We are pleased to welcome Barbara Ransby, Professor of History and African-American Studies at the University of Illinois at Chicago to present her most recent book, Eslanda: The Large and Unconventional Life of Mrs. Paul Robeson. This presentation is the third event of our “Hard Times: Black Appeals Local and Global” Lecture Series.
Please join us for the discussion on Thursday, January 16, 2014 at the Center for the Study of Race, Politics and Culture from 4:30 to 6:00pm.
The Hard Times Lecture Series consists of a year-long series of public lectures with by-invitation dinners afterwards to generate discussion about the history and future of human rights activism in the black diaspora and beyond. This project is part of the Human Rights Program’s Human Rights at Home initiative. It takes off from our interest in An Appeal to the World, the 1947 petition to the United Nations by the National Association for the Advancement of Colored People (NAACP). The petition’s authors included Dr. W.E.B. DuBois, Earl B. Dickerson, Milton Konvitz, William R. Ming, Jr., Leslie S. Perry, and Rayford Logan. We are particularly interested in the participation of Dickerson and Ming, for both are graduates of the University of Chicago Law School and important figures in the history of the South Side. The series is sponsored by the Human Rights Program and the Center for the Study of Race, Politics and Culture.

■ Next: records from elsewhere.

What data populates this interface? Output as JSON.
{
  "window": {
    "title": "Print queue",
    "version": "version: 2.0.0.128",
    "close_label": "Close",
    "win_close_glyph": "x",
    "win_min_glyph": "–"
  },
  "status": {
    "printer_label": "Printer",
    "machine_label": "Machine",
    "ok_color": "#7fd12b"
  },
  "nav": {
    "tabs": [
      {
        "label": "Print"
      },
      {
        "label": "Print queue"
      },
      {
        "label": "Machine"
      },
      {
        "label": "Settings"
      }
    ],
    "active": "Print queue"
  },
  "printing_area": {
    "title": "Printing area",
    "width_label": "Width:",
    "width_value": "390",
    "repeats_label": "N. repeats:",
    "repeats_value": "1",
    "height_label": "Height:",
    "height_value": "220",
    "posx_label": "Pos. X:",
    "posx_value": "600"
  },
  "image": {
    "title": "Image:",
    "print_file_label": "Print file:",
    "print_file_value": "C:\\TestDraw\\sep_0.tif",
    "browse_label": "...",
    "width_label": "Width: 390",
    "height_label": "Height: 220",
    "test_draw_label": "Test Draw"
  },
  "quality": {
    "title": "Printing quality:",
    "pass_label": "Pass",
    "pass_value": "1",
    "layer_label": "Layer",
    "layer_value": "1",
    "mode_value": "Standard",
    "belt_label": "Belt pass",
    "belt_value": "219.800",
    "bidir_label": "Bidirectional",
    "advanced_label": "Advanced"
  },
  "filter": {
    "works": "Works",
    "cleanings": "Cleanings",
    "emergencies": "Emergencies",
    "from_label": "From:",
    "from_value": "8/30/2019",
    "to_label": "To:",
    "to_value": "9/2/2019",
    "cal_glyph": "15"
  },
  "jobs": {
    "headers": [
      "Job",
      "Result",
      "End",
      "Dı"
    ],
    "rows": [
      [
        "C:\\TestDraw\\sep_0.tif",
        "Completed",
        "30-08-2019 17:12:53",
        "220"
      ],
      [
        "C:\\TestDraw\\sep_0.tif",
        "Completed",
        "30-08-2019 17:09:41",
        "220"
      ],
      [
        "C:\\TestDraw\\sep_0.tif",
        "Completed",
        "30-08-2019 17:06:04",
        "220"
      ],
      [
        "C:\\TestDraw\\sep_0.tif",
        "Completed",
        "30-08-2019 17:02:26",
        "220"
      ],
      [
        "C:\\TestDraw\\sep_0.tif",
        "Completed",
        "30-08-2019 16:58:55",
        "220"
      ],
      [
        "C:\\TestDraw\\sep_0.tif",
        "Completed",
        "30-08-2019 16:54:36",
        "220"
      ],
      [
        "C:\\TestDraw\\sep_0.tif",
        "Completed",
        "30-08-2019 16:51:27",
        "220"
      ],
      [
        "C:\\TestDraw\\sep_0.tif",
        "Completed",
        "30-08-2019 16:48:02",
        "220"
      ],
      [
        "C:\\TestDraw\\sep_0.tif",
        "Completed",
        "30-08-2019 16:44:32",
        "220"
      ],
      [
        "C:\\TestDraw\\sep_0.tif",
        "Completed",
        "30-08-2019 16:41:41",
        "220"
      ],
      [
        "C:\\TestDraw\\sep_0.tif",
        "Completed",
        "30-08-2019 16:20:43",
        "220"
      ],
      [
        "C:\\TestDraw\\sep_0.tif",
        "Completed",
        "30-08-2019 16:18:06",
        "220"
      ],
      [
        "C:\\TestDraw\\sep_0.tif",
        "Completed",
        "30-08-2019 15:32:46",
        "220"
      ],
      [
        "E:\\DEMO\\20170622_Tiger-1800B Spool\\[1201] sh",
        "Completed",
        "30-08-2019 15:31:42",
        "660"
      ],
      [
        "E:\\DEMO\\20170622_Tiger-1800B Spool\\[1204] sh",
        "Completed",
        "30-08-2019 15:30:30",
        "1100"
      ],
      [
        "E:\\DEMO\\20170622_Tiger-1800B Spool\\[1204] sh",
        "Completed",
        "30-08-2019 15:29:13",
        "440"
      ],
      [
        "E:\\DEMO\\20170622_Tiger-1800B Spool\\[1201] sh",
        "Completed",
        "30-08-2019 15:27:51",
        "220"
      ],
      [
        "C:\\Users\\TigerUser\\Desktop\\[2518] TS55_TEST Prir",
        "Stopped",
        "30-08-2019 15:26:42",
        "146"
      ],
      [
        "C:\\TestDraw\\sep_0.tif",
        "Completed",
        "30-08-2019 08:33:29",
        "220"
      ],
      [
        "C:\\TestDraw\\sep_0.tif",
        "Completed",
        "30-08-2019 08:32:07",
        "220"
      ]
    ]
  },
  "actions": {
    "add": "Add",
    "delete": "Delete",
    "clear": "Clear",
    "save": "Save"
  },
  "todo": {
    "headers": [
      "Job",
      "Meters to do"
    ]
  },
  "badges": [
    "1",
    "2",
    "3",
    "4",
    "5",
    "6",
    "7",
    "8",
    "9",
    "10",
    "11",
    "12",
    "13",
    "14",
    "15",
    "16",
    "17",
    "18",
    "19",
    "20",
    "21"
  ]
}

In this presentation, Professor Ransby will discuss her most recent book, which presents a historical overview of internationalism in the African American community in the mid-twentieth century through the eyes of a black woman writer, radical thinker, and world traveler. For more information about Barbara Ransby, please visit her website.